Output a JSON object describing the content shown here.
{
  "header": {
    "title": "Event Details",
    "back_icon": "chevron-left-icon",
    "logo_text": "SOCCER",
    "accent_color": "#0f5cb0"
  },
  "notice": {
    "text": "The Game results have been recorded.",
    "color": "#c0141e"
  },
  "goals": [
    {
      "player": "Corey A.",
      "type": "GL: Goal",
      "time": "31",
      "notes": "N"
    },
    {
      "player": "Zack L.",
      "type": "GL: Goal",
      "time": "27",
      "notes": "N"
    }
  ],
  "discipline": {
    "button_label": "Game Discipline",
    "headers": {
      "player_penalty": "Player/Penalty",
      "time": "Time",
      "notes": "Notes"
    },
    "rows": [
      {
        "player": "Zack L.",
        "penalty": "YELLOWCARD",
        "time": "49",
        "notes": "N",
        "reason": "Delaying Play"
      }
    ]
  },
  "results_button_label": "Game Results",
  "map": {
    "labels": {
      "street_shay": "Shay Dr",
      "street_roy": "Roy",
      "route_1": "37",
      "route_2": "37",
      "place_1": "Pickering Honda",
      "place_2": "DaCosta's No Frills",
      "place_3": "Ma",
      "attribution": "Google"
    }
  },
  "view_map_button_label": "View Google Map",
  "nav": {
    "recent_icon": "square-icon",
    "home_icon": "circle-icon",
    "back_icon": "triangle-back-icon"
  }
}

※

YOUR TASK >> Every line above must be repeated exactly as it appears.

SOLVED EXERCISE >>
Output a JSON object describing the content shown here.
{
  "header": {
    "title": "Event Details",
    "back_icon": "chevron-left-icon",
    "logo_text": "SOCCER",
    "accent_color": "#0f5cb0"
  },
  "notice": {
    "text": "The Game results have been recorded.",
    "color": "#c0141e"
  },
  "goals": [
    {
      "player": "Corey A.",
      "type": "GL: Goal",
      "time": "31",
      "notes": "N"
    },
    {
      "player": "Zack L.",
      "type": "GL: Goal",
      "time": "27",
      "notes": "N"
    }
  ],
  "discipline": {
    "button_label": "Game Discipline",
    "headers": {
      "player_penalty": "Player/Penalty",
      "time": "Time",
      "notes": "Notes"
    },
    "rows": [
      {
        "player": "Zack L.",
        "penalty": "YELLOWCARD",
        "time": "49",
        "notes": "N",
        "reason": "Delaying Play"
      }
    ]
  },
  "results_button_label": "Game Results",
  "map": {
    "labels": {
      "street_shay": "Shay Dr",
      "street_roy": "Roy",
      "route_1": "37",
      "route_2": "37",
      "place_1": "Pickering Honda",
      "place_2": "DaCosta's No Frills",
      "place_3": "Ma",
      "attribution": "Google"
    }
  },
  "view_map_button_label": "View Google Map",
  "nav": {
    "recent_icon": "square-icon",
    "home_icon": "circle-icon",
    "back_icon": "triangle-back-icon"
  }
}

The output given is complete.